▶ Activity
Copy out each line featuring the string "dimension" from the entries beneath.

▶ Supplied entries
=== Section Start ===
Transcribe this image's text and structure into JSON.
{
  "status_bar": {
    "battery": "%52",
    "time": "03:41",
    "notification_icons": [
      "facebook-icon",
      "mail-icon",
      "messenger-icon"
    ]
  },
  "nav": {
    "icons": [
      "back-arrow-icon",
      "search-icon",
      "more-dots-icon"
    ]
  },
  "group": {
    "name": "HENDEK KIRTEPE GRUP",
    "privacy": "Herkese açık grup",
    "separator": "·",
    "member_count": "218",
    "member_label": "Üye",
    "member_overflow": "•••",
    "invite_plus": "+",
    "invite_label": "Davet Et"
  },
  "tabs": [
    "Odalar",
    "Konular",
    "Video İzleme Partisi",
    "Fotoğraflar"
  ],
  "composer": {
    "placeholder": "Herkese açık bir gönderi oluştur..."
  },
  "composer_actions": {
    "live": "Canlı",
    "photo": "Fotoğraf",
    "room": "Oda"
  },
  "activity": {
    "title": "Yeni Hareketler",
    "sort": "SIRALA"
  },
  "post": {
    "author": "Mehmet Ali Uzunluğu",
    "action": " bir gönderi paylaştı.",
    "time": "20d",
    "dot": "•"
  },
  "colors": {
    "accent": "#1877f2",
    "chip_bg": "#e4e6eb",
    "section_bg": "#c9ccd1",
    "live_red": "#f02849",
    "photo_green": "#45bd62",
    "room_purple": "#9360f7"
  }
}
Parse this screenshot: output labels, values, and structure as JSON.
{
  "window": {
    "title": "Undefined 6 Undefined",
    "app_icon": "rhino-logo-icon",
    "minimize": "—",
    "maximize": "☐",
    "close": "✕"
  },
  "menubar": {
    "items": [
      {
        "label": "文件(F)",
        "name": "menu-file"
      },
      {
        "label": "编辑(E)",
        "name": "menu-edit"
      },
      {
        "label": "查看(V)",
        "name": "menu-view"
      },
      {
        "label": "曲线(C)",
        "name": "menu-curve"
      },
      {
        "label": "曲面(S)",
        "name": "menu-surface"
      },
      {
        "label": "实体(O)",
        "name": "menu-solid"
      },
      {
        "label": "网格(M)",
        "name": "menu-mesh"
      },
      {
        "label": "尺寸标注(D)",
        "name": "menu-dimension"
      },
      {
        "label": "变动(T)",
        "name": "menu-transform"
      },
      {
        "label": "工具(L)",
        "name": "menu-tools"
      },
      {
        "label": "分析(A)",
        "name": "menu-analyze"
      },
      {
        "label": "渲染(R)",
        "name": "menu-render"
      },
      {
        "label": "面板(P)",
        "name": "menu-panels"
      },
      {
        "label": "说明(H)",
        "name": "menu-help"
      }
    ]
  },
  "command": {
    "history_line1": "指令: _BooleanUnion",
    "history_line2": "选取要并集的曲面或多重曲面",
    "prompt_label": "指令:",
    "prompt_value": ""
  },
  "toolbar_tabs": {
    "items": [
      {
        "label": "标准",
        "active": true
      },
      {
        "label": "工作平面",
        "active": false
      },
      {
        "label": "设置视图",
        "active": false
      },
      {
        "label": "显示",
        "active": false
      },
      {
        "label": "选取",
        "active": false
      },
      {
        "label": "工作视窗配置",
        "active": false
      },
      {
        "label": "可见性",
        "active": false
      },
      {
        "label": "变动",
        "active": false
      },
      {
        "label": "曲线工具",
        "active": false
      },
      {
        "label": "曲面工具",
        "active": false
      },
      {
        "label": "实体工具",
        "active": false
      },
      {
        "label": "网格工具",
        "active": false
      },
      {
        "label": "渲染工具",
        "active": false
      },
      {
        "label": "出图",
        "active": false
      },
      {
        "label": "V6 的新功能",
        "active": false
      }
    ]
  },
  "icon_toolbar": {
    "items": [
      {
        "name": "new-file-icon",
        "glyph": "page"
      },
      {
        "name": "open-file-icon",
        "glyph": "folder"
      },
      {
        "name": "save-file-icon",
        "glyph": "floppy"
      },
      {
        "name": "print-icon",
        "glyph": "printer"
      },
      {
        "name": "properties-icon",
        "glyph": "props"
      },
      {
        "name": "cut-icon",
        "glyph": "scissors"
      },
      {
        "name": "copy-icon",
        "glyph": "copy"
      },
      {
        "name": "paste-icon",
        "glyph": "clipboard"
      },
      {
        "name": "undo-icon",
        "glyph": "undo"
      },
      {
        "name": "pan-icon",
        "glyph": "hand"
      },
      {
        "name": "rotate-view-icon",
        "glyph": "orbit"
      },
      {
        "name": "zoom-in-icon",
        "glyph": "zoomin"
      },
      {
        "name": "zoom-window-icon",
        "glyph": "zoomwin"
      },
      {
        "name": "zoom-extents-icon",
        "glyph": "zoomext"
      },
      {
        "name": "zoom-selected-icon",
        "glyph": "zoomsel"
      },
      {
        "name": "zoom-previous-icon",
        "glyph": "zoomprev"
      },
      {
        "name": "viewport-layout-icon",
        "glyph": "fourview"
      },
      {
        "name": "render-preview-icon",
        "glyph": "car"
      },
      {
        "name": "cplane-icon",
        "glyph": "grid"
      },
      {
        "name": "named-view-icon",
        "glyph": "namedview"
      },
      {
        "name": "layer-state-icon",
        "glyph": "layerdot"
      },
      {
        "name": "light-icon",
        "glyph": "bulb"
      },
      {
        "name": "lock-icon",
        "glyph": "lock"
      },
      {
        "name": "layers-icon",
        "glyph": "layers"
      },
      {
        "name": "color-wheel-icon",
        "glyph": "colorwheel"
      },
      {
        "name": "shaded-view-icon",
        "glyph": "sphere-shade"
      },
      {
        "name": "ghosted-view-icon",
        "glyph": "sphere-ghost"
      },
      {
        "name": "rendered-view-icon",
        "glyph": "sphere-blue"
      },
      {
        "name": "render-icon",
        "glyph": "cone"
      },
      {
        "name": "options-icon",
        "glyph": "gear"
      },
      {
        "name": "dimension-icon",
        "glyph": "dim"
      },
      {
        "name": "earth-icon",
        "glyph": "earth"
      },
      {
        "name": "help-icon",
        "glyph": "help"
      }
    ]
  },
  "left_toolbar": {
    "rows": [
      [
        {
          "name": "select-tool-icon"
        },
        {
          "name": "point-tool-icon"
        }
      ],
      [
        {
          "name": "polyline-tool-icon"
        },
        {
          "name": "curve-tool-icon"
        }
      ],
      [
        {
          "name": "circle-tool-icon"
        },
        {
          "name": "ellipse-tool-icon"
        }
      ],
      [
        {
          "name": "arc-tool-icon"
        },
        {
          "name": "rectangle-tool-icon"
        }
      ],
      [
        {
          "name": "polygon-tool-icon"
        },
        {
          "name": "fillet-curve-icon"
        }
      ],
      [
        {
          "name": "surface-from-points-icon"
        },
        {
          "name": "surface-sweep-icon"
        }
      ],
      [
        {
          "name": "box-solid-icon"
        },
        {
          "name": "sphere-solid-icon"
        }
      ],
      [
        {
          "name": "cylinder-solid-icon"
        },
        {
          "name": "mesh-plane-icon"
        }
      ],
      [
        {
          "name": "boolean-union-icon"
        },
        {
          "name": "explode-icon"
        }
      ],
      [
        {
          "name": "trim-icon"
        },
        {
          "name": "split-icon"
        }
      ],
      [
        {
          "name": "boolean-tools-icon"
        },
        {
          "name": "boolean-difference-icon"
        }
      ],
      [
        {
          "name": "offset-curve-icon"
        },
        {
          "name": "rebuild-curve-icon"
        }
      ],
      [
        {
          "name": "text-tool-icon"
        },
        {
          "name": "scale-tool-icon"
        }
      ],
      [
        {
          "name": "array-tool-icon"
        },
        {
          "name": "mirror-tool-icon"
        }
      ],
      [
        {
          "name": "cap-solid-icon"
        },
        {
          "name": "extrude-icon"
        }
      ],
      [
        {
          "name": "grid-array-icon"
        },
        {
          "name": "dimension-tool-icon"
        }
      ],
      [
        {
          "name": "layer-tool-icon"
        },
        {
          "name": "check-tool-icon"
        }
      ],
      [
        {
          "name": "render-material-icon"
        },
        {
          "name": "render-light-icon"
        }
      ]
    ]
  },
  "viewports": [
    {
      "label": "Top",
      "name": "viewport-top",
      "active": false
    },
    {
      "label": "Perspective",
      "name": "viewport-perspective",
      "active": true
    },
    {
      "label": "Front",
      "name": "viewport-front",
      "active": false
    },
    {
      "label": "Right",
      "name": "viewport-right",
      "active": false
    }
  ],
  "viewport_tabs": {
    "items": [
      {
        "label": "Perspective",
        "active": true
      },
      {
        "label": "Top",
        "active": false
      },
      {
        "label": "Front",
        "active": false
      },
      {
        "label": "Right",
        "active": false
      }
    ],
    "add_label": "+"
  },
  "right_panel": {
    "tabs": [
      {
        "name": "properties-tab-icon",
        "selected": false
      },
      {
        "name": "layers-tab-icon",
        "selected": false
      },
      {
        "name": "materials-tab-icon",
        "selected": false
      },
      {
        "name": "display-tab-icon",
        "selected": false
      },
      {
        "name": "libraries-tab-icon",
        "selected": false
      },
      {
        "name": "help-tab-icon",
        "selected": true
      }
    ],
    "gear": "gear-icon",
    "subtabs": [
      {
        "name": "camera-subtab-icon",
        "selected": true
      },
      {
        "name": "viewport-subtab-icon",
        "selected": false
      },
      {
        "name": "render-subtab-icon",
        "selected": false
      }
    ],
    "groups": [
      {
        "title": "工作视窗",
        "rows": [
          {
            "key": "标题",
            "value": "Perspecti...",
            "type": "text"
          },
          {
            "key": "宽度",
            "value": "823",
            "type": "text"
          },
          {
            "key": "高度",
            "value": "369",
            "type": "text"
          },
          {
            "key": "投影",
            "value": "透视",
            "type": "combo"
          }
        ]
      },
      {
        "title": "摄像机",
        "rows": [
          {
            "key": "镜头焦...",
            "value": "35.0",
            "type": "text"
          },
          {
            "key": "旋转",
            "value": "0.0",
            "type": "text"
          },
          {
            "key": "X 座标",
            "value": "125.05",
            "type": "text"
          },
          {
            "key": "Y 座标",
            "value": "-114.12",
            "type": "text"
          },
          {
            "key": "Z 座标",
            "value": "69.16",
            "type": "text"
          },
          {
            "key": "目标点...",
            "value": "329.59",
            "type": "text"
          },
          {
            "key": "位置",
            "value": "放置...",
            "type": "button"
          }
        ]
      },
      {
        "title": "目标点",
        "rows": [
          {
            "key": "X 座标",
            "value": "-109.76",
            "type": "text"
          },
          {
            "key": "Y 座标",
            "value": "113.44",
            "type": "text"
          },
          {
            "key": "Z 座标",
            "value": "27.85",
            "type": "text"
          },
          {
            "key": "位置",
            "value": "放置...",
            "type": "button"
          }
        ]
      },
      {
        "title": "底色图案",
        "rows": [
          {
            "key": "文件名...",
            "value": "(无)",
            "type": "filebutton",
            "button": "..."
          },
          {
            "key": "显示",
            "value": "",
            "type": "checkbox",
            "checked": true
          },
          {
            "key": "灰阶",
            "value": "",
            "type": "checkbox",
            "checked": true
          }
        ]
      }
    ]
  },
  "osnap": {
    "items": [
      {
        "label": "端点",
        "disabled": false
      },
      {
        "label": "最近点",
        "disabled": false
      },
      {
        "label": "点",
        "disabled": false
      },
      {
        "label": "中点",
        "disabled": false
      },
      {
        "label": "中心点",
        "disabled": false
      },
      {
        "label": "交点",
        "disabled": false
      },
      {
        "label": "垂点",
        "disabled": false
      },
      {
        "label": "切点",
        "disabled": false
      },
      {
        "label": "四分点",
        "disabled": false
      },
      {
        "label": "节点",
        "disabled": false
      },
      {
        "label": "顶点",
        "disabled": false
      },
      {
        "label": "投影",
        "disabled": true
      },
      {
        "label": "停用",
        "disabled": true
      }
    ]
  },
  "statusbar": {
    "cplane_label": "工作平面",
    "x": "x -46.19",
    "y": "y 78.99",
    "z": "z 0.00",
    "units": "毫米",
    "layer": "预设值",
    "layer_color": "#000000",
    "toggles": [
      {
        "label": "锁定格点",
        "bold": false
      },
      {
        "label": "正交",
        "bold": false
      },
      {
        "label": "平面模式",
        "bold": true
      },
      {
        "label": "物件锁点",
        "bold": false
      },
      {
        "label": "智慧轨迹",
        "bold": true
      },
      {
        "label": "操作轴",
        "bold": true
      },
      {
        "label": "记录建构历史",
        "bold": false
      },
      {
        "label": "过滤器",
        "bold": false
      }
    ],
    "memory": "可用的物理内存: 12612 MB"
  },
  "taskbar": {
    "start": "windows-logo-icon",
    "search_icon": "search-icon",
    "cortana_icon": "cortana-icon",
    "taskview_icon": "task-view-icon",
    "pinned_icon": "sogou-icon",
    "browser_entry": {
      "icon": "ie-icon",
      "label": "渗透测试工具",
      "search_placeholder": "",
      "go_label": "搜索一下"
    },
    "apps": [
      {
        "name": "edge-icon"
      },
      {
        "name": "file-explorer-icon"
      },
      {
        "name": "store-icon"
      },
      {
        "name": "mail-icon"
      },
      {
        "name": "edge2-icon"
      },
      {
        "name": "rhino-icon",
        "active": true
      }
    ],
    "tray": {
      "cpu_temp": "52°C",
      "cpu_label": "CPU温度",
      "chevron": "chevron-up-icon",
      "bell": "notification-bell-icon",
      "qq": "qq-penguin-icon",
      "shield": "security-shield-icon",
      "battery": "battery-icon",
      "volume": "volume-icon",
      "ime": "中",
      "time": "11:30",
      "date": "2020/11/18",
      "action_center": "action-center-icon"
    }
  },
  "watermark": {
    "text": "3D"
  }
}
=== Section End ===
▶ Problem solution
        "name": "menu-dimension"
        "name": "dimension-icon",
          "name": "dimension-tool-icon"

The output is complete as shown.